It seems odd that my desktop would have directives as I didn't add any but look at the sudoers file:
Code: [Select]
#
# This file MUST be edited with the 'visudo' command as root.
#
# Please consider adding local content in /etc/sudoers.d/ instead of
# directly modifying this file.
#
# See the man page for details on how to write a sudoers file.
#
Defaults        env_reset
Defaults        mail_badpass
Defaults        secure_path="/usr/local/sbin:/usr/local/bin:/usr/sbin:/usr/bin:/sbin:/bin:/snap/bin"

# Host alias specification

# User alias specification

# Cmnd alias specification

# User privilege specification
root    ALL=(ALL:ALL) ALL

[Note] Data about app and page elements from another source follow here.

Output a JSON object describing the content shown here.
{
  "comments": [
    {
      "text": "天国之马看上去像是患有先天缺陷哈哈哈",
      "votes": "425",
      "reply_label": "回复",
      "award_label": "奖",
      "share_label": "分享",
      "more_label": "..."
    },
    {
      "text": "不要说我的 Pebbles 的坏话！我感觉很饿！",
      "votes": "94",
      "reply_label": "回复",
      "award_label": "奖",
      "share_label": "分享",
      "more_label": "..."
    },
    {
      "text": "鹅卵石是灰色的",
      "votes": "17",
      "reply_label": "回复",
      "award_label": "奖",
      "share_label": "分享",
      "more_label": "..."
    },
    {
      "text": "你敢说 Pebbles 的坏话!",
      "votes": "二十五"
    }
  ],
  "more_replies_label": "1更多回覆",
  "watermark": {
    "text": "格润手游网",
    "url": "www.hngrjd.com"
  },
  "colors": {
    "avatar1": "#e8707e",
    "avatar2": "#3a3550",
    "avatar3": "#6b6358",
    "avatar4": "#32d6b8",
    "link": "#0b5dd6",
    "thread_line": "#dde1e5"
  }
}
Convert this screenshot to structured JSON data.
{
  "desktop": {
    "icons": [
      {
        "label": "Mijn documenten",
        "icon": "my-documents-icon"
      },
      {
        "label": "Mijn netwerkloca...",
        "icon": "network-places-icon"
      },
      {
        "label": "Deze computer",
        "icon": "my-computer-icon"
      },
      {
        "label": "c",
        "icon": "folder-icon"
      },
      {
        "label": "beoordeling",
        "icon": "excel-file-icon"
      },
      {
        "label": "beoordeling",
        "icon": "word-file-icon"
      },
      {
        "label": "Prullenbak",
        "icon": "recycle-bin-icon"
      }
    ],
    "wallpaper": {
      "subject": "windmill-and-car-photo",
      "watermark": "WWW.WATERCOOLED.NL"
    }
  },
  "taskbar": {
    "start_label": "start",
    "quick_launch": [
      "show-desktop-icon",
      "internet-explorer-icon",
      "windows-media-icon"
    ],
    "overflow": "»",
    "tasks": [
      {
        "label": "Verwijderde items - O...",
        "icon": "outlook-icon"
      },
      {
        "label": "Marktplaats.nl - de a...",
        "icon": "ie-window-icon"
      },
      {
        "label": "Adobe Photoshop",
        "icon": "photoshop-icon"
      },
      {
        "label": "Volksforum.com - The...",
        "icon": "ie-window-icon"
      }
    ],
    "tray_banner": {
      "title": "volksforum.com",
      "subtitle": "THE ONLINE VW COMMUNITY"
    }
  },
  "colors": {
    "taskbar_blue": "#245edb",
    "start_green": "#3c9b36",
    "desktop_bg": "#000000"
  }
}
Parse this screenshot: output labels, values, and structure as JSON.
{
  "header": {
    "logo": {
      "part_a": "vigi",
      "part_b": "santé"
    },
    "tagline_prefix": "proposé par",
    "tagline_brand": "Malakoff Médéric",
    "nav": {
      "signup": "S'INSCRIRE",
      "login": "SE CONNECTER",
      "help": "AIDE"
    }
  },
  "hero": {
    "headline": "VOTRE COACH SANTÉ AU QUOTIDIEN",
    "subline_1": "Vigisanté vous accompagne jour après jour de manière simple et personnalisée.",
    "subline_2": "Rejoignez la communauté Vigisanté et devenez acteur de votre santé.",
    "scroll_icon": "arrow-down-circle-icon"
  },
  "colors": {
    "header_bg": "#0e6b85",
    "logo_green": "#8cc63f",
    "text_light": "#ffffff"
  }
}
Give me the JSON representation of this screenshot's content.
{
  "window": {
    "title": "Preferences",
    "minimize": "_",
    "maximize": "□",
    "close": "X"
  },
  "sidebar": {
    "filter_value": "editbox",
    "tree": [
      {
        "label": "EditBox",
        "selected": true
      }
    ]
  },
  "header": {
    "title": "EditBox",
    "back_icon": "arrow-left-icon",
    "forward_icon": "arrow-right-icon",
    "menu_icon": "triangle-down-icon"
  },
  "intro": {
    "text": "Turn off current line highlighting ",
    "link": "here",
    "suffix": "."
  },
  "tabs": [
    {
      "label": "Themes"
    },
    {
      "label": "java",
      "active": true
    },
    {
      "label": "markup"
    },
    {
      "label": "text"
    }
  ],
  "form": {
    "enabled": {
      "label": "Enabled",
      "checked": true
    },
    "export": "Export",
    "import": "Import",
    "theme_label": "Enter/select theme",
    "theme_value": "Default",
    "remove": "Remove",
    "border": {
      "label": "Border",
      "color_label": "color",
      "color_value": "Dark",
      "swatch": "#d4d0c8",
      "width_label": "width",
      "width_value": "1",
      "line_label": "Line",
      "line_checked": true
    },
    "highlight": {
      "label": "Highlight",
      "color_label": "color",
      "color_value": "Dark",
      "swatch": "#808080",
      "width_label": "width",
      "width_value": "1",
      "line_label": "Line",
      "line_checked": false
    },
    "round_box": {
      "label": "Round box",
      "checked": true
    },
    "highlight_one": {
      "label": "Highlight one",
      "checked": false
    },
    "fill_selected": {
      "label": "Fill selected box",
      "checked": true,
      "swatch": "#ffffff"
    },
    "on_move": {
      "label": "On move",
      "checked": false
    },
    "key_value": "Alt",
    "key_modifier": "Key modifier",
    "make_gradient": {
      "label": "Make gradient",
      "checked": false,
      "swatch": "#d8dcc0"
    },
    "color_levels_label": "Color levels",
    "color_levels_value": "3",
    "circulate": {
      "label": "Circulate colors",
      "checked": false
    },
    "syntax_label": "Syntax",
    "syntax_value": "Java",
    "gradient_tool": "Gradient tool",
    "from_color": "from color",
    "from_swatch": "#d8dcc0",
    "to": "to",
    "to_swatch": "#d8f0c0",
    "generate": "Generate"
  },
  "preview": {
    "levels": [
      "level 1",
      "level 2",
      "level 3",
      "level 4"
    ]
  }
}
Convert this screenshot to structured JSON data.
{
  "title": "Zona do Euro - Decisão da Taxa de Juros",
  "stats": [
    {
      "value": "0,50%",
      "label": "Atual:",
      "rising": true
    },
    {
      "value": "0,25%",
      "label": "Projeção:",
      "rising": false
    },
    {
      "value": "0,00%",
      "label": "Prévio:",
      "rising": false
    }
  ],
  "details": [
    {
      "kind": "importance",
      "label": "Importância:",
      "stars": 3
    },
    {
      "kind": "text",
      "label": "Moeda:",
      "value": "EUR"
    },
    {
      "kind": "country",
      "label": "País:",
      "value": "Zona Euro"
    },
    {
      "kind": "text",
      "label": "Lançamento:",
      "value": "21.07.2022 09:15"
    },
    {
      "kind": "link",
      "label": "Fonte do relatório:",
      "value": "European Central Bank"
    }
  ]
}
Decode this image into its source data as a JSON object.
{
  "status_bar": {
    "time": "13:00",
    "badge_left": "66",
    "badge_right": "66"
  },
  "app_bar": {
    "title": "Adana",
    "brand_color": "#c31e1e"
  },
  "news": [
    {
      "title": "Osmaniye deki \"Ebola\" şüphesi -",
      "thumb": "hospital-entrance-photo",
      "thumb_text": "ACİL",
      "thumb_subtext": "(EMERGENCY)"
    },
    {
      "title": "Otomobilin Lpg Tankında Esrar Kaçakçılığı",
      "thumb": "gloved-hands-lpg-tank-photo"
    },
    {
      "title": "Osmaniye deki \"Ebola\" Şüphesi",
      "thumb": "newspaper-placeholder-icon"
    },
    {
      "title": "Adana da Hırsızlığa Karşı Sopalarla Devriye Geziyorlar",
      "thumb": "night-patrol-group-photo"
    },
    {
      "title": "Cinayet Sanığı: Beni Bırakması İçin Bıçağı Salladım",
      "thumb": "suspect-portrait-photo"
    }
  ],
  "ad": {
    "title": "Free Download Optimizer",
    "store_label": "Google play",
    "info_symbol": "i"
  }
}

# Members of the admin group may gain root privileges
%admin ALL=(ALL) ALL

# Allow members of group sudo to execute any command
%sudo   ALL=(ALL:ALL) ALL

# See sudoers(5) for more information on "#include" directives:

#includedir /etc/sudoers.d

Yikes! Any member of the admin or sudo group can execute ANY command. Seems like overkill. At least nobody else uses my machine (not even remotely).
« Last Edit: October 16, 2019, 08:56:38 pm by Jason Wallwork »
"With all its sham, drudgery, and broken dreams, it is still a beautiful world." - Max Ehrmann, Desiderata